Max. CPUs 512 256 512 1,024 4,096 4,096 8,192 512
Peak TFLOPS 1 0.5 4 8 65 140.8 839 131
Max. main memory 256 GB 512 GB 4 TB 8 TB 64 TB 128 TB 512 TB 32 TB
Total memory B/W (TB/s) 8 4 32 32 131 281.6 2,048 131

Software environment[edit]

Most SX supercomputers run the SUPER-UX operating system (OS), and come with Fortran and C++ compilers. Cray has also developed an Ada compiler which is available as an option. Some vertical applications are available through NEC, but in general customers are expected to develop much of their own software.

The Earth Simulator uses a custom OS called "ESOS" (Earth Simulator Operating System). It has many features custom designed for the Earth Simulator which are not in the regular SUPER-UX OS.

In addition to commercial applications, there is a wide body of free software for the UNIX environment which can be compiled and run on SUPER-UX, such as Emacs, and Vim. A port of GCC is also available for the platform.

The SX-Aurora TSUBASA [4] PCIe card is running in a Linux machine, the Vector Host (VH), which provides operating system services to the Vector Engine (VE). The VE operating system VEOS runs in user space on the VH. Applications compiled for the VE can use almost all Linux system calls, they are transparently forwarded and executed on the VH. The components of VEOS are licensed under the GNU General Public License.


External links[edit]

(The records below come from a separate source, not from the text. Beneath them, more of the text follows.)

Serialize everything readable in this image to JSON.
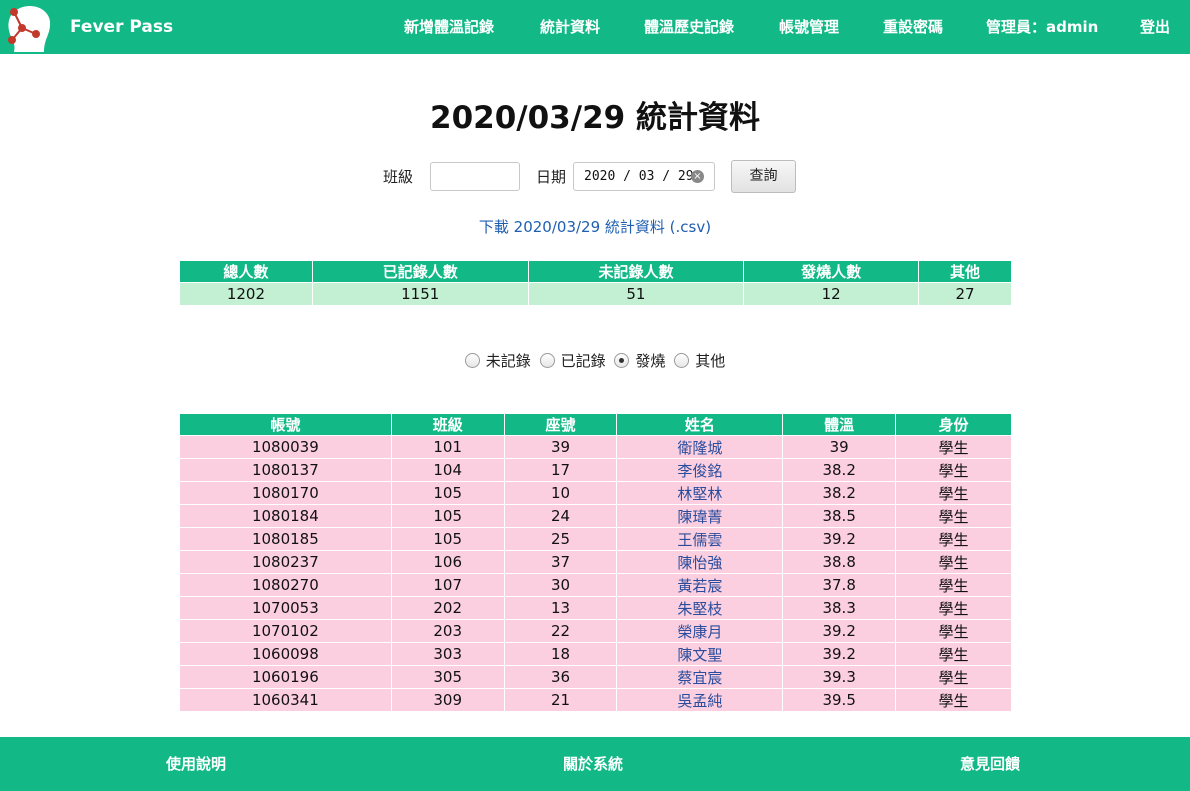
{
  "colors": {
    "brand_green": "#12b886",
    "summary_row": "#c3f0d3",
    "detail_row": "#fccfe0",
    "link_blue": "#1f5fb0"
  },
  "navbar": {
    "brand": "Fever Pass",
    "items": [
      "新增體溫記錄",
      "統計資料",
      "體溫歷史記錄",
      "帳號管理",
      "重設密碼",
      "管理員：admin",
      "登出"
    ]
  },
  "page_title": "2020/03/29 統計資料",
  "query_form": {
    "class_label": "班級",
    "class_value": "",
    "date_label": "日期",
    "date_value": "2020 / 03 / 29",
    "submit_label": "查詢"
  },
  "download_link": "下載 2020/03/29 統計資料 (.csv)",
  "summary": {
    "headers": [
      "總人數",
      "已記錄人數",
      "未記錄人數",
      "發燒人數",
      "其他"
    ],
    "values": [
      "1202",
      "1151",
      "51",
      "12",
      "27"
    ]
  },
  "filter": {
    "options": [
      "未記錄",
      "已記錄",
      "發燒",
      "其他"
    ],
    "selected": "發燒"
  },
  "detail_table": {
    "headers": [
      "帳號",
      "班級",
      "座號",
      "姓名",
      "體溫",
      "身份"
    ],
    "rows": [
      [
        "1080039",
        "101",
        "39",
        "衛隆城",
        "39",
        "學生"
      ],
      [
        "1080137",
        "104",
        "17",
        "李俊銘",
        "38.2",
        "學生"
      ],
      [
        "1080170",
        "105",
        "10",
        "林堅林",
        "38.2",
        "學生"
      ],
      [
        "1080184",
        "105",
        "24",
        "陳瑋菁",
        "38.5",
        "學生"
      ],
      [
        "1080185",
        "105",
        "25",
        "王儒雲",
        "39.2",
        "學生"
      ],
      [
        "1080237",
        "106",
        "37",
        "陳怡強",
        "38.8",
        "學生"
      ],
      [
        "1080270",
        "107",
        "30",
        "黃若宸",
        "37.8",
        "學生"
      ],
      [
        "1070053",
        "202",
        "13",
        "朱堅枝",
        "38.3",
        "學生"
      ],
      [
        "1070102",
        "203",
        "22",
        "榮康月",
        "39.2",
        "學生"
      ],
      [
        "1060098",
        "303",
        "18",
        "陳文聖",
        "39.2",
        "學生"
      ],
      [
        "1060196",
        "305",
        "36",
        "蔡宜宸",
        "39.3",
        "學生"
      ],
      [
        "1060341",
        "309",
        "21",
        "吳孟純",
        "39.5",
        "學生"
      ]
    ]
  },
  "footer": {
    "items": [
      "使用說明",
      "關於系統",
      "意見回饋"
    ]
  }
}
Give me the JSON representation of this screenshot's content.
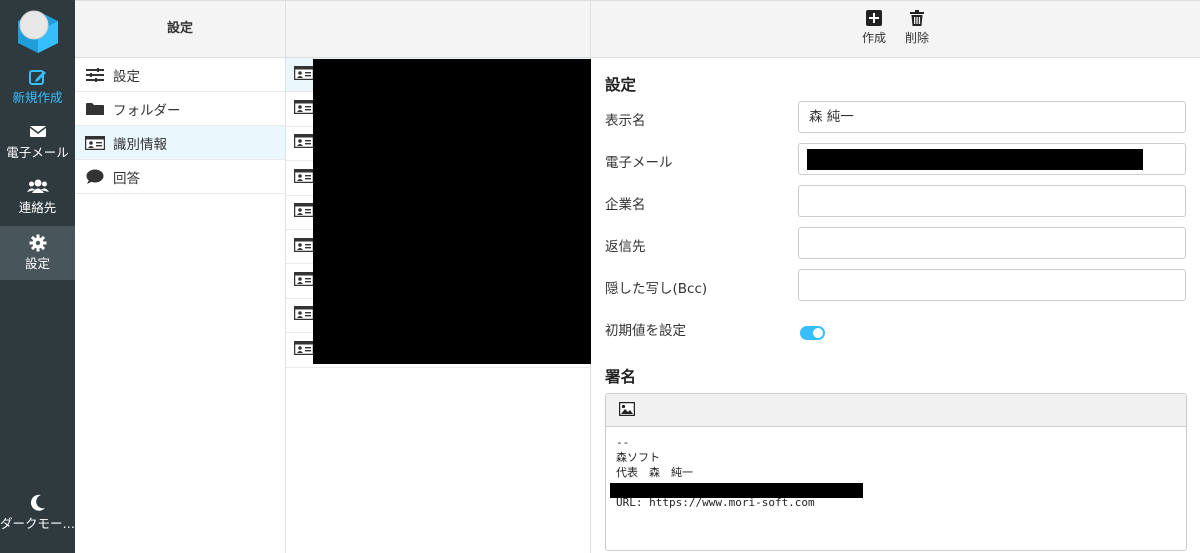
{
  "nav": {
    "items": [
      {
        "label": "新規作成",
        "icon": "edit-icon"
      },
      {
        "label": "電子メール",
        "icon": "envelope-icon"
      },
      {
        "label": "連絡先",
        "icon": "users-icon"
      },
      {
        "label": "設定",
        "icon": "gear-icon"
      },
      {
        "label": "ダークモー…",
        "icon": "moon-icon"
      }
    ]
  },
  "settings_column": {
    "title": "設定",
    "items": [
      {
        "label": "設定",
        "icon": "sliders-icon"
      },
      {
        "label": "フォルダー",
        "icon": "folder-icon"
      },
      {
        "label": "識別情報",
        "icon": "id-card-icon"
      },
      {
        "label": "回答",
        "icon": "speech-bubble-icon"
      }
    ]
  },
  "toolbar": {
    "create_label": "作成",
    "delete_label": "削除"
  },
  "form": {
    "section_title": "設定",
    "display_name_label": "表示名",
    "display_name_value": "森 純一",
    "email_label": "電子メール",
    "organization_label": "企業名",
    "reply_to_label": "返信先",
    "bcc_label": "隠した写し(Bcc)",
    "default_label": "初期値を設定",
    "signature_title": "署名",
    "signature_lines": [
      "--",
      "森ソフト",
      "代表　森　純一",
      "",
      "URL: https://www.mori-soft.com"
    ]
  },
  "colors": {
    "sidebar_bg": "#2f3a3f",
    "accent": "#37beff",
    "selected_row": "#eaf7fd"
  }
}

Preceded by
Fujitsu VP2600/10
4.0 gigaflops
World's most powerful supercomputer
(NEC SX-3/44)

Succeeded by
Thinking Machines CM-5/1024
59.7 gigaflops